We are lucky to have seven surviving plays by Aeschylus, seven by Sophocles, nineteen by Euripides (one of which is perhaps by someone else), eleven by Aristophanes, and one by Menander, with one more close enough to complete that I am including it.  Forty-six plays in forty-six weeks.

I have made an educational and perhaps foolish attempt to put the plays in chronological order, relying mostly on the Penguin and University of Chicago editions.  My chronology is likely full of errors – please correct – and anyways should be often taken as guesswork.  But once we get into the 420s the mix gets pretty interesting.  405 is a landmark in literature.  All years are BCE.

A

Aeschylus (524-456)

S

Sophocles (496-405)

E

Euripides (480-406)

Ar

Aristophanes (446-386)

M

Menander (341-290)

 

472

A

The Persians

 

470

 

 

first Sophocles play

467

A

Seven Against Thebes

 

463

A

The Suppliants

 

???

A

Prometheus Bound

 

Early?

S

Ajax

 

458

A

Agamemnon

 

 

A

The Libation Bearers

 

 

A

Eumenides

 

441

S

Antigone

 

Before 440?

"E"

Rhesus

 

438

E

Alcestis

Death of Pindar

431

E

The Medea

 

430

 

 

Death of Herodotus

c. 429

E

The Heracleidae

 

428

E

Hippolytus

 

c. 426

S

Oedipus Rex

 

c. 425

E

Andromache

 

425

Ar

The Acharnians

 

c. 424

E

Hecuba

 

424

Ar

The Knights

 

c. 423

E

The Suppliants

 

423

Ar

The Clouds

 

c. 420s

S

The Women of Trachis

 

422

Ar

The Wasps

 

421

Ar

Peace

 

Late - 420-414

S

Elektra

 

c. 416

E

Herakles

 

c. 415

E

The Trojan Women

 

c. 414

E

Iphigenia in Tauris

 

414

Ar

The Birds

 

c. 413

E

Ion

 

c. 413

E

Electra

 

412

E

Helen

 

411

Ar

Lysistrata

 

411

Ar

The Poet and the Women

 

c. 410

E

The Phoenician Women

 

Late ?

E

The Cyclops

 

409

S

Philoctetes

 

408

E

Orestes

 

405

E

The Bacchae

 Death of Sophocles

 

E

Iphigenia in Aulis

 

 

Ar

The Frogs

 

404

S

Oedipus at Colonus

 

400

 

 

Death of Thucidydes

399

 

 

Death of Socrates

392

Ar

The Assemblywomen

 

388

Ar

Wealth

 

347

 

 

Death of Plato

323

 

 

Death of Alexander

322

 

 

Death of Aristotle

316

M

Dyskolos

 

c. 315

M

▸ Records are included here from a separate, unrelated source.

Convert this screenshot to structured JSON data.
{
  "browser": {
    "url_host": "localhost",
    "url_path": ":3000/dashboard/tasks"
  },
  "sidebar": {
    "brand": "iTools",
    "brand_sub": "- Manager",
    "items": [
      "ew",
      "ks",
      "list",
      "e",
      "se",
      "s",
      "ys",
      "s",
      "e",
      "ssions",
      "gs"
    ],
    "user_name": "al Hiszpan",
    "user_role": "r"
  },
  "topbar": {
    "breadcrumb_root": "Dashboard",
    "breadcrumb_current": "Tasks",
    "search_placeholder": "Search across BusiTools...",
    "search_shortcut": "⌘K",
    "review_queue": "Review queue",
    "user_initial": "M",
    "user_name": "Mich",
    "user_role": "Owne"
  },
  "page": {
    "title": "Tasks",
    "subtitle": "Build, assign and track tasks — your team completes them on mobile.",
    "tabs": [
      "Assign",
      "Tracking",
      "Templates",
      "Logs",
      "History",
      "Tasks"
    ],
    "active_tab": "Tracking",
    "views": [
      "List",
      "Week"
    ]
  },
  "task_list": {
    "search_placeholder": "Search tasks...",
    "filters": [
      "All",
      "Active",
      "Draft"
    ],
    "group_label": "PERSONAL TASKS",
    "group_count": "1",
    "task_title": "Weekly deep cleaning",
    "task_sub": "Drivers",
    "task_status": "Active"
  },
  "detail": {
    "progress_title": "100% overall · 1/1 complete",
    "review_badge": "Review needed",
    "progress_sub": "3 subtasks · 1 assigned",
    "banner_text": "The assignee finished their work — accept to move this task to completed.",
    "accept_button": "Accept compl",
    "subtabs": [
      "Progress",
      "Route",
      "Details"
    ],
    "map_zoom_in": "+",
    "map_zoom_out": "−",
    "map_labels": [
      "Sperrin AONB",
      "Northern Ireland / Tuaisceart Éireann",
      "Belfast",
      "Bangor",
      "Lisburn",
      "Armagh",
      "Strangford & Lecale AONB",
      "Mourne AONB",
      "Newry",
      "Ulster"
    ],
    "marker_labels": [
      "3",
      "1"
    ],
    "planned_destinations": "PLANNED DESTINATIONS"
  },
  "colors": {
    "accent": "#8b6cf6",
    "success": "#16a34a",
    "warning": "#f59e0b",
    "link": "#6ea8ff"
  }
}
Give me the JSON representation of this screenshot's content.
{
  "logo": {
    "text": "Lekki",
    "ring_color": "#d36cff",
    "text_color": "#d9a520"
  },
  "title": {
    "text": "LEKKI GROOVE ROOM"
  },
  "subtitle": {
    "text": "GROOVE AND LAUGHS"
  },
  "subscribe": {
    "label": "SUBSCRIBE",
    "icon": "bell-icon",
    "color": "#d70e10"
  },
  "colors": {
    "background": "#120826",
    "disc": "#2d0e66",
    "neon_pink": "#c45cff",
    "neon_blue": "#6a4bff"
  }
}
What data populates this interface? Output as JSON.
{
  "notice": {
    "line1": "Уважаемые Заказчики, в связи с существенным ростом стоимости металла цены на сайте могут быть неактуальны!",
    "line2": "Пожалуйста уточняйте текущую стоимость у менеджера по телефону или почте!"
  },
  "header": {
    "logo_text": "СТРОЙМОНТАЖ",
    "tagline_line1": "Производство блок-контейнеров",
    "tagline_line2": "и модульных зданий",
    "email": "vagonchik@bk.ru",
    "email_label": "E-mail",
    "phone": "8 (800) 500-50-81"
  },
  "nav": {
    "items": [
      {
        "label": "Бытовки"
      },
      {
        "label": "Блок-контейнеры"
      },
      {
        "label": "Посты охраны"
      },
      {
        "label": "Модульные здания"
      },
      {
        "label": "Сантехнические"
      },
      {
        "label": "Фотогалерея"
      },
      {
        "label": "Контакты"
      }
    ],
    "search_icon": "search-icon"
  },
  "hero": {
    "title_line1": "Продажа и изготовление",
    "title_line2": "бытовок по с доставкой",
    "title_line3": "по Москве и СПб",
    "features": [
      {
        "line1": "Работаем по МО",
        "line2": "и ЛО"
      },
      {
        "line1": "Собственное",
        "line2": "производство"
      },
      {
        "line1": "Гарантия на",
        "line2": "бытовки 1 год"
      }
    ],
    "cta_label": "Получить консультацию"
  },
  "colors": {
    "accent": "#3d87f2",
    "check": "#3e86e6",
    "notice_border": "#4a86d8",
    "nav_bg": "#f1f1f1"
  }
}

The Girl from Samos

 

 

Just putting the list together got me excited to read the plays along with whoever is interested.  Perhaps half of them are among the greatest works in literature.  But we can chat about that later.


As for translations, I have no advice.  The University of Chicago series has been a standard for a long time.  The Oxford series with the black covers always seemed excellent, and have more notes.  Every Penguin Classics I have tired has been good.  Any of these will have adequate notes for most people.  I am curious about some of the “celebrity” versions – Seamus Heaney’s Antigone, or Wole Soyinka’s Antigone, for example.  H.D.’s Ion is a good one.  But all of that can wait, too.

I plan to start in January, with the first post on The Persians up on January 14.

The title of the post uses the last line of The Eumenides as per Robert Fagles.